4. Put your email on a diet.
People have forgotten how to write effectively—too much fluff and not enough nutrition, Williams says. The key to making email work is to start with understanding the audience and objective for your email. For starters, he says, ask yourself whether email is the right tool. Then make every word tell (cf. Strunk and White).
5. Take a hike.
One of Williams’ clients suggests that instead of sending emails, walk down the hall and talk in person. Another uses Microsoft Lync and IMs for quick questions or availability for a phone conversation. The same client “is also betting big on using internal social networking to make connections easier and quicker, and hopes to reduce email use in the process,” he says.
6. Try Gmail.
If you’re not in a rigid corporate environment, Holtz says, channel your email into Gmail, where everything you don’t delete is searchable. “Also, start using Google’s Inbox app, which clusters emails into logical groups that make it easier to get through them,” he says.
Try setting up filters to send emails you know you don’t want straight to trash or the appropriate folder, Holtz says.
7. Redirect staffer’s non-business announcements to a single email.
Ginny Hermann, communications manager at the Omaha-based Home Instead Senior Care network, says her company sends out a 9 a.m. internal email called “The Daily Dish.” It is filled with staffers’ announcements and has helped reduce the once-unavoidable flood of emails.
“When we first star ted, email was the only way, other than showing up at somebody’s desk or door, that anybody knew what was going on here at the home office,” she says. “You’d get everything from really business-related emails to ‘Hey, I have tickets to the Huskers game Saturday. Who wants them?’ It wasn’t unheard of that you’d get 50 emails a day.”
8. Use your corn flakes time.

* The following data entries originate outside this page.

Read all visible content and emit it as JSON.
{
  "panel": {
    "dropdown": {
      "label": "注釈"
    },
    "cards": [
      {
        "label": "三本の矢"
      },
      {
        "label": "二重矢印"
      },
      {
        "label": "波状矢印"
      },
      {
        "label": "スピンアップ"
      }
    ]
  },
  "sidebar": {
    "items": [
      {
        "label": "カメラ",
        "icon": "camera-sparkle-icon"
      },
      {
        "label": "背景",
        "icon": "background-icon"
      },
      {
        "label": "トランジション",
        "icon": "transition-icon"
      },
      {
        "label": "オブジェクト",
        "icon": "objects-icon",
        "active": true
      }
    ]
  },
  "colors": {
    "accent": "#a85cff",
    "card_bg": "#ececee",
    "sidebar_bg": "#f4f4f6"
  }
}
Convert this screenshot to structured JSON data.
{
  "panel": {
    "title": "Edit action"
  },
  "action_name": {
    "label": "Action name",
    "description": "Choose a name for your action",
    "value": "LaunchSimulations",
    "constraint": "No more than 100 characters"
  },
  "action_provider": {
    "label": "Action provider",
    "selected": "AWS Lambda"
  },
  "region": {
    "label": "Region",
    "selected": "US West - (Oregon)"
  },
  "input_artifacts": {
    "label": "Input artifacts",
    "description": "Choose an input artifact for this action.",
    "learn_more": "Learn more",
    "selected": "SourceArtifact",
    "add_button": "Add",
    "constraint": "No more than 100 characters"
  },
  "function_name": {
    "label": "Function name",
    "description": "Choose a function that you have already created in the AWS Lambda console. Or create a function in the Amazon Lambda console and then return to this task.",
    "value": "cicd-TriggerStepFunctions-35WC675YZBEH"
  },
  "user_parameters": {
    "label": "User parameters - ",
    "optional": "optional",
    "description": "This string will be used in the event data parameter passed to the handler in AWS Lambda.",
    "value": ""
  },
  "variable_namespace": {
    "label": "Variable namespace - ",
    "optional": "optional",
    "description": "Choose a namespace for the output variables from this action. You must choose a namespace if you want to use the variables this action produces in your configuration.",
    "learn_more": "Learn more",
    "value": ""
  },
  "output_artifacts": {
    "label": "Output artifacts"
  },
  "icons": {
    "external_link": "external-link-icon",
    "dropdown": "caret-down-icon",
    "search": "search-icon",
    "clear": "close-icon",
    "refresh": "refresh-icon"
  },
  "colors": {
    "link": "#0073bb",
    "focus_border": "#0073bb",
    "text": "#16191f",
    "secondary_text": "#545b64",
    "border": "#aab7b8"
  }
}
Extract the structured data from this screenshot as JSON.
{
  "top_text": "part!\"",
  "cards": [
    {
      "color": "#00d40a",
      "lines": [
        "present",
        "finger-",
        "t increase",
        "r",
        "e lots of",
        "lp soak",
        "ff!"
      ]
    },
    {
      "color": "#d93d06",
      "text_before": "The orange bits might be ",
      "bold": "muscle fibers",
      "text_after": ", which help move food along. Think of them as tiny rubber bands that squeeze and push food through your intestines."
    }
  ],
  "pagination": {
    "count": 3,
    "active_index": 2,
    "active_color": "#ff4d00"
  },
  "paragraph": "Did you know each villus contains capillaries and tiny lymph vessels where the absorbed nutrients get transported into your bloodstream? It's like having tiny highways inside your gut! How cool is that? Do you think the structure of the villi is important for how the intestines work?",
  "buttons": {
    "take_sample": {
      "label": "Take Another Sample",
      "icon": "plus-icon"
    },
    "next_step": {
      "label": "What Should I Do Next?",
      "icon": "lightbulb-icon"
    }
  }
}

Maybe you have good intentions, but never get to those emails full of links from a newspaper or organization on your must-read list. Try skimming the headlines over breakfast, says Heather Guenther, communications specialist at the University of Michigan Health System’s Center for Healthcare Research and Transformation.

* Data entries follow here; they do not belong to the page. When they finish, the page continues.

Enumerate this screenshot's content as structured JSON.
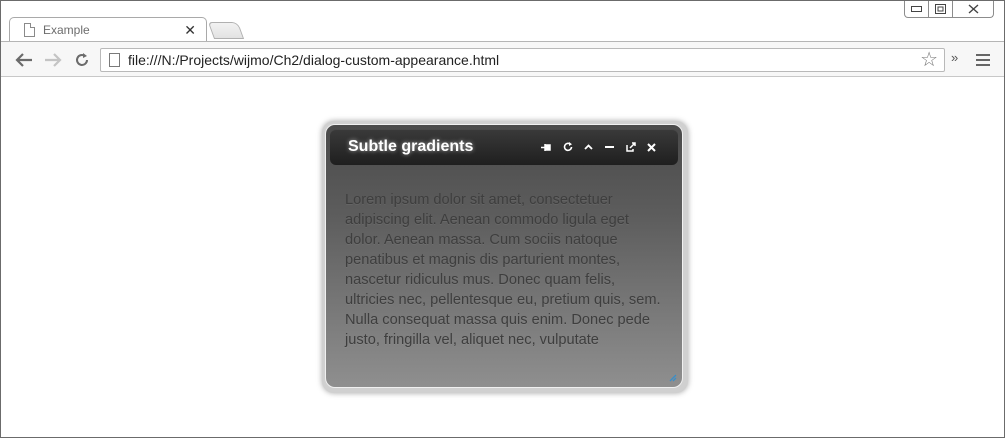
{
  "browser": {
    "tab_title": "Example",
    "tab_close_glyph": "✕",
    "url": "file:///N:/Projects/wijmo/Ch2/dialog-custom-appearance.html",
    "extensions_glyph": "»",
    "window_controls": {
      "minimize_glyph": "▭",
      "restore_glyph": "▣",
      "close_glyph": "✕"
    }
  },
  "dialog": {
    "title": "Subtle gradients",
    "body_text": "Lorem ipsum dolor sit amet, consectetuer adipiscing elit. Aenean commodo ligula eget dolor. Aenean massa. Cum sociis natoque penatibus et magnis dis parturient montes, nascetur ridiculus mus. Donec quam felis, ultricies nec, pellentesque eu, pretium quis, sem. Nulla consequat massa quis enim. Donec pede justo, fringilla vel, aliquet nec, vulputate",
    "tools": {
      "pin_icon": "pin-icon",
      "refresh_icon": "refresh-icon",
      "collapse_icon": "collapse-icon",
      "minimize_icon": "minimize-icon",
      "maximize_icon": "maximize-icon",
      "close_icon": "close-icon"
    }
  },
  "colors": {
    "titlebar": "#1f1f1f",
    "dialog_top": "#4a4a4a",
    "dialog_bottom": "#8f8f8f",
    "grip_accent": "#3a8ec8"
  }
}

“I’m usually groggy until I’ve had a cup of coffee, so combining reading—-not responding to—emails while waking up helps me get a sense for what health care news may have broken overnight and plan my day accordingly,” she says.

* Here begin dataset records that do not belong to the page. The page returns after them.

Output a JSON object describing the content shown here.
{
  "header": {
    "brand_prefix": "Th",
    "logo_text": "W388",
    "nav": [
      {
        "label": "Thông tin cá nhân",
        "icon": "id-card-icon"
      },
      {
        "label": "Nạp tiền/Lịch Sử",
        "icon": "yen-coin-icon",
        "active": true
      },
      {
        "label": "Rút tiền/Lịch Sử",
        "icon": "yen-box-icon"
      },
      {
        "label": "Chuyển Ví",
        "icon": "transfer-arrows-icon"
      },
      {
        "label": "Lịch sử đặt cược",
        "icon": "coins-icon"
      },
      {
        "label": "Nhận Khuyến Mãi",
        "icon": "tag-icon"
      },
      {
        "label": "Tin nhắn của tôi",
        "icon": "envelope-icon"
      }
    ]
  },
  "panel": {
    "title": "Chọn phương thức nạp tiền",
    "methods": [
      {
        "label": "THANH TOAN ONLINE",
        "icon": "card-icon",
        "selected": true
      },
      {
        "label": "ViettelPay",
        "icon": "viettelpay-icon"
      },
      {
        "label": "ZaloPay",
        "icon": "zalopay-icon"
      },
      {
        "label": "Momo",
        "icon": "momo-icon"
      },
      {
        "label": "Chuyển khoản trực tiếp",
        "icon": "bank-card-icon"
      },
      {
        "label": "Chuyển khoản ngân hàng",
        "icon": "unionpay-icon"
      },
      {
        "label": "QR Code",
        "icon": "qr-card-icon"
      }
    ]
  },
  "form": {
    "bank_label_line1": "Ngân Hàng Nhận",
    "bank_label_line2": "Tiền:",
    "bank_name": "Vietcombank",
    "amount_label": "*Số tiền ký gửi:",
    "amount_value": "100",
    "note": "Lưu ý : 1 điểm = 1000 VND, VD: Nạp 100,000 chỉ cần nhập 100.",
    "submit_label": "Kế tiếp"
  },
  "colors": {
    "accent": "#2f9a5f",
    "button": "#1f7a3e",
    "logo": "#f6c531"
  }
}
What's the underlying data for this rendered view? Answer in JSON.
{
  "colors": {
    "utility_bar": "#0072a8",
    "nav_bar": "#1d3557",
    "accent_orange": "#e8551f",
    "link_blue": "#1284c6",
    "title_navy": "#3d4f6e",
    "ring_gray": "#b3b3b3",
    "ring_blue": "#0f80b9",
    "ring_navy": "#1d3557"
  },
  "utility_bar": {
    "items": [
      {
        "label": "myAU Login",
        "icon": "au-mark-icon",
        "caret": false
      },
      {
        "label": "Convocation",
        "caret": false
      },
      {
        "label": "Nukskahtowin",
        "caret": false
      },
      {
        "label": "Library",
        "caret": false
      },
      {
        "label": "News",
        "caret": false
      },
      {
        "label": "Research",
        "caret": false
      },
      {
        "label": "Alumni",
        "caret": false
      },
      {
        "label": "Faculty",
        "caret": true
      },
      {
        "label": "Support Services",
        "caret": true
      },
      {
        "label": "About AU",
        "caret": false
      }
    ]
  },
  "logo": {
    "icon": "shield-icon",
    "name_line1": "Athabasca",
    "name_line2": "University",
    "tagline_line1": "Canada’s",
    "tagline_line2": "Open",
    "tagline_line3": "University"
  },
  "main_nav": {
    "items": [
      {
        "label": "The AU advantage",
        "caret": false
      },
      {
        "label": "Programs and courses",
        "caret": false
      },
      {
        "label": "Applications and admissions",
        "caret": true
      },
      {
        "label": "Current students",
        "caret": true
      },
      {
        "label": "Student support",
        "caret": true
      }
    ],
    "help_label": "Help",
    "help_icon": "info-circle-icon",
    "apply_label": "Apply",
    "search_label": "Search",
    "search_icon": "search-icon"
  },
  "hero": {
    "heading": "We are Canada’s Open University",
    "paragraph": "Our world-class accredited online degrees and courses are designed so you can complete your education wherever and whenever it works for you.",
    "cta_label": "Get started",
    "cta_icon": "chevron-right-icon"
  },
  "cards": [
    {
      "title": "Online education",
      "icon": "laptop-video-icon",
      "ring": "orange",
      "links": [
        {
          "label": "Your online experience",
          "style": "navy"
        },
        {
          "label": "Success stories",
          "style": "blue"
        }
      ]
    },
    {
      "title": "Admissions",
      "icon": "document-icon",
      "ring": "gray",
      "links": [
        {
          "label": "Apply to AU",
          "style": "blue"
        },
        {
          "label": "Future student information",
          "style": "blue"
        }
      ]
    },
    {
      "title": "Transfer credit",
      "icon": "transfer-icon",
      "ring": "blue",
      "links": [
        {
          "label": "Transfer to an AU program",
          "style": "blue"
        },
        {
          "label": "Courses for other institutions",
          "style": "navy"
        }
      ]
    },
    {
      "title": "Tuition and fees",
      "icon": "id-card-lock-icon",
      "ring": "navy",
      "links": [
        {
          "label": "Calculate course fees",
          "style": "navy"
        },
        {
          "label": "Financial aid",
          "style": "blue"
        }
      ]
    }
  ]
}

9. Make your emails easy to scan.
Good email behavior has its altruistic side: saving time for others. Guenther praises Michigan Radio because its format—headlines at the top link to short synopses below—offers a quick overview and makes it easy for recipients to know which topics warrant further exploration.
“I can dive deeper into the stories that most interest me, while still getting a sense for the non-health-policy developing stories,” she says.